Like many foreigners, Giles Murray has parlayed his experience with the Japanese language into big bucks - ok, well at least just a book. But before you run off adhering to everything prescribed in this book, PLEASE read this review. It is well worth your time.
There seem to be some good ideas in this book. One that I particularly found helpful (one that I had already intuitively realized) was the hint covered in Chapter 6, "The Synonym Generator". Basically, Mr. Murray recommends that one possess a vast array of words to describe a certain feeling or concept. That way, if one gets a mental block and is not able to remember one expression, they can dip into their bag of tricks and express themselves in another way. Another chapter where Mr. Murray discusses how to "describe your way" out of a jam when you can't think of a word in Japanese is EXCELLENT advice. This is more or less a survival Japanese tactic, but comes in handy for advanced students as well. Rather than sitting in a conversation with a dead look on your face, it's best to dumb it down, if for nothing else, to keep the conversation moving.
What I caution you to NOT follow, however, is Mr. Murray's advice regarding gairaigo, or loan words. There are thousands and thousands of directly borrowed and some slightly altered English words used in the Japanese language. While every student should become aware of their existence and correct usage, you should ABSOLUTELY NOT use them with the frequency that Mr. Murray suggests. You will do so at your own linguistic peril. For, you see, American (and British, Australian, etc.) students who rely on these words tend to not learn the Japanese equivalents. They also tend to use a disproportionate amount of them in their speech. I heard a figure one time saying that a MAXIMUM of 13% of a Japanese person's daily conversation is composed of loan words. This is a maximum, mind you.
So, not only do you limit your proficiency by depending on loan words, but you also send a signal to the listener that you don't really know the traditional Japanese versions. Furthermore, Japanese tend to linguistically discriminate against foreigners by using these loanwords with them because they don't believe they know the Japanese equivalent. I recall one time being at a station and the manager yelling to me to "chenji (change)" my ticket instead of telling me to "kaeru (change)" the ticket. This is linguistic discrimination - there's no other word for it - and following Mr. Murray's advice will cause Japanese to speak to you with a vocabulary unnaturally heavy in these words.
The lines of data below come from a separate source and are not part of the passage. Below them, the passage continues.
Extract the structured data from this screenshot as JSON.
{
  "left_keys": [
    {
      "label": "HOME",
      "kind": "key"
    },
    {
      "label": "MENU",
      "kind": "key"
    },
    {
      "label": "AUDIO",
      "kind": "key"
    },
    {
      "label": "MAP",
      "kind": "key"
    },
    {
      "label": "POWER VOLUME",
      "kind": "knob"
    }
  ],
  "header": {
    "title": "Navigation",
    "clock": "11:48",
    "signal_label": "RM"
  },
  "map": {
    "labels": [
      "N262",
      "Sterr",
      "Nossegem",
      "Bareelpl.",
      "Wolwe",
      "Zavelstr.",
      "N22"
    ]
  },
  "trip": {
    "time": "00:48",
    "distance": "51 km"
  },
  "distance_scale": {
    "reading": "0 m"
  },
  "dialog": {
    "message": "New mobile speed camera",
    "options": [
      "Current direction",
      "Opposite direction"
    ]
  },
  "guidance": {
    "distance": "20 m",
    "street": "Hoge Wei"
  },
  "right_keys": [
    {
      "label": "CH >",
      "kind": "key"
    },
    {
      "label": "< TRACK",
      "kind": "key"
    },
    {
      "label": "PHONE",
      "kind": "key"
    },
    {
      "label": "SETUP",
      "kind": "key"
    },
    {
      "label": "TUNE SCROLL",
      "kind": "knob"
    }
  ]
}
Don't get me wrong. There are times when they are useful, but DO NOT use them to the extent he recommends. For example, use the word "kyanseru (cancel) suru" for cancel, but DO NOT use the word "happii (happy)" for "shiawase (happy)". The message would get across with the former, but you'll also be displaying your ignorance of TRUE (yip, I said it, Mr. Murray) Japanese (ie kango and wago).
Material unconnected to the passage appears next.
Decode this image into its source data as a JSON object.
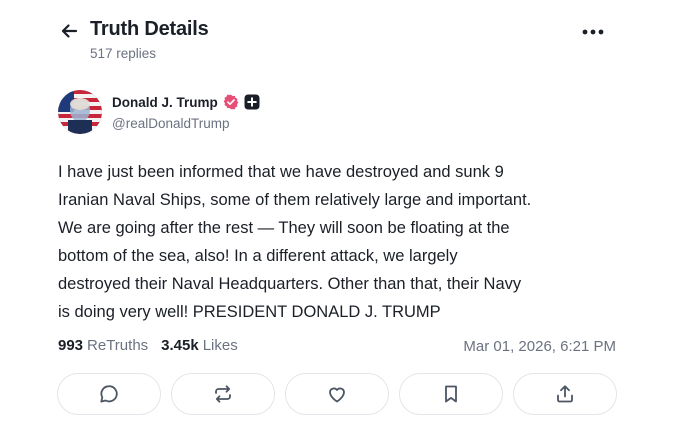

Mr. Murray, who happens to be a copywriter (and copywriters are NOTORIOUS for overimporting English into Japanese), may use these words to a grotesque and unnatural degree, but you shouldn't. Consider yourself warned.